By Adam Tuck
A PARALLEL UNIVERSE
How many times have you denied reading a book in favour of seeing the movie instead? Not all of us are avid readers, so it is often relieving to see filmed versions of more lengthy works of fiction like THE LORD OF THE RINGS trilogy, recommended stories that we never got around to reading like THE HITCHHIKER’S GUIDE TO THE GALAXY, or maybe newer stories that we never noticed before its film was introduced like ERAGON. Most notably, readers and non-readers alike can easily appreciate the HARRY POTTER series and its film adaptations.
LOST IN TRANSLATION
Film translations are most often criticized for what has been left out. This is an unfair judgment because a book and a successful Hollywood-scale movie adaptation are very different things. A book has the luxury of space to detail as many events as it likes. A film must meet many constraints like scene length, length of the entire film and simplification of the plot. Also, people often have their own ideas of what the film should be like after reading the book. For example, in the HARRY POTTER series, the reader is given a sense of what the twisting halls of Hogwarts look like, how Quidditch is played, right down to how Harry’s hair flies out of place when he runs too fast. Sometimes movie adaptations get something very right and gain wide audience acceptance, like Alan Rickman’s masterful portrayal of the slippery Severus Snape. However, because everyone has a different idea from the story, and enjoys different parts of the plot, it is impossible to please everyone.

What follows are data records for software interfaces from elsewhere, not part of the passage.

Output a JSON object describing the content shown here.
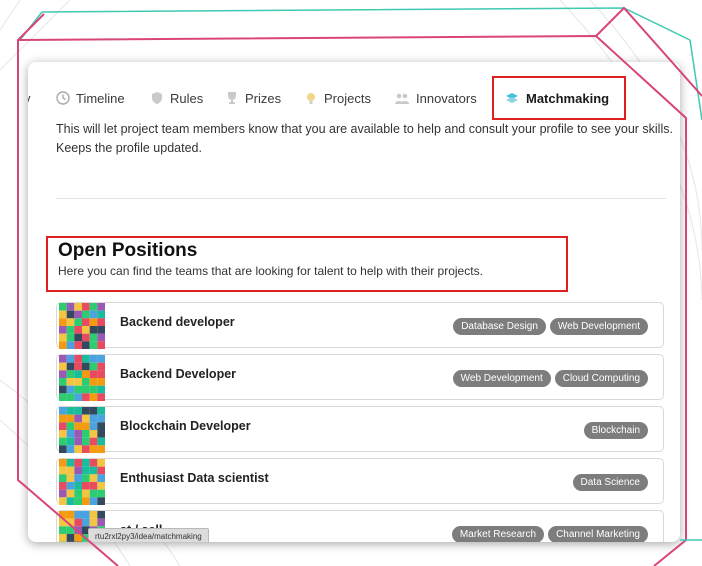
{
  "nav": {
    "cut_label": "v",
    "items": [
      {
        "label": "Timeline",
        "icon": "clock-icon"
      },
      {
        "label": "Rules",
        "icon": "shield-icon"
      },
      {
        "label": "Prizes",
        "icon": "trophy-icon"
      },
      {
        "label": "Projects",
        "icon": "bulb-icon"
      },
      {
        "label": "Innovators",
        "icon": "people-icon"
      },
      {
        "label": "Matchmaking",
        "icon": "handshake-icon",
        "active": true
      }
    ]
  },
  "intro_text": "This will let project team members know that you are available to help and consult your profile to see your skills. Keeps the profile updated.",
  "open_positions": {
    "title": "Open Positions",
    "subtitle": "Here you can find the teams that are looking for talent to help with their projects."
  },
  "positions": [
    {
      "title": "Backend developer",
      "tags": [
        "Database Design",
        "Web Development"
      ]
    },
    {
      "title": "Backend Developer",
      "tags": [
        "Web Development",
        "Cloud Computing"
      ]
    },
    {
      "title": "Blockchain Developer",
      "tags": [
        "Blockchain"
      ]
    },
    {
      "title": "Enthusiast Data scientist",
      "tags": [
        "Data Science"
      ]
    },
    {
      "title": "st / sell",
      "tags": [
        "Market Research",
        "Channel Marketing"
      ]
    }
  ],
  "status_url": "rtu2rxl2py3/idea/matchmaking",
  "colors": {
    "highlight": "#e02020",
    "tag_bg": "#7d7d7d",
    "frame_pink": "#d9457a",
    "frame_teal": "#3ec9b0"
  }
}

Changes from books to movies can make people want to skip the films, but would the availability of a movie translation make people less likely to read the book when they can “just see the movie”? Well, not really. Releasing a film adaptation usually increases the amount of readers of the book. It doesn’t work for every book, but it certainly worked for HARRY POTTER. When HARRY POTTER AND THE PHILOSOPHER’S STONE was first released in theatres, bringing in $90.3 million in its first three days alone, the sales of the first book doubled its previous week’s sales. It also went up to the #1 spot on USA TODAY’S best-seller list. This is nearly four years after the first book itself was published. Harry’s popularity has since gone nowhere but up, knocking expectations for each film higher and higher.
WHAT’S TO COME
HARRY POTTER AND THE ORDER OF THE PHOENIX is set to be released in North America on July 13th. If you notice some differences in the dialogue and general plot, then congratulations, you’ve got a VERY sharp eye. The film’s screenplay is being written by Michael Goldenberg, who is replacing Steve Kloves, the writer of the first four films. Sequences that are confirmed to have been filmed include the attack on Professor McGonagall, the struggle in Umbridge’s office with the Inquisitorial Squad and Harry’s kiss with Cho. There are many characters that are already confirmed to be cut, including Dobby, Rita Skeeter and even Professor Sprout. Regardless of what will and will not been included, the same incredible world and story that Rowling dreamed up will still be there for us to enjoy. Whether you prefer reading the books and dreaming the world up yourself or watching the film’s massive budgets construct the world for you, if you fully immerse yourself in that world, there is nothing that can compete with that kind of magic.
TOP 5 BOOK TO MOVIE ADAPTATIONS
1. THE WIZARD OF OZ
2. CASINO ROYALE (2006)
3. HARRY POTTER AND THE GOBLET OF FIRE
4. JURASSIC PARK
5. ANNE OF GREEN GABLES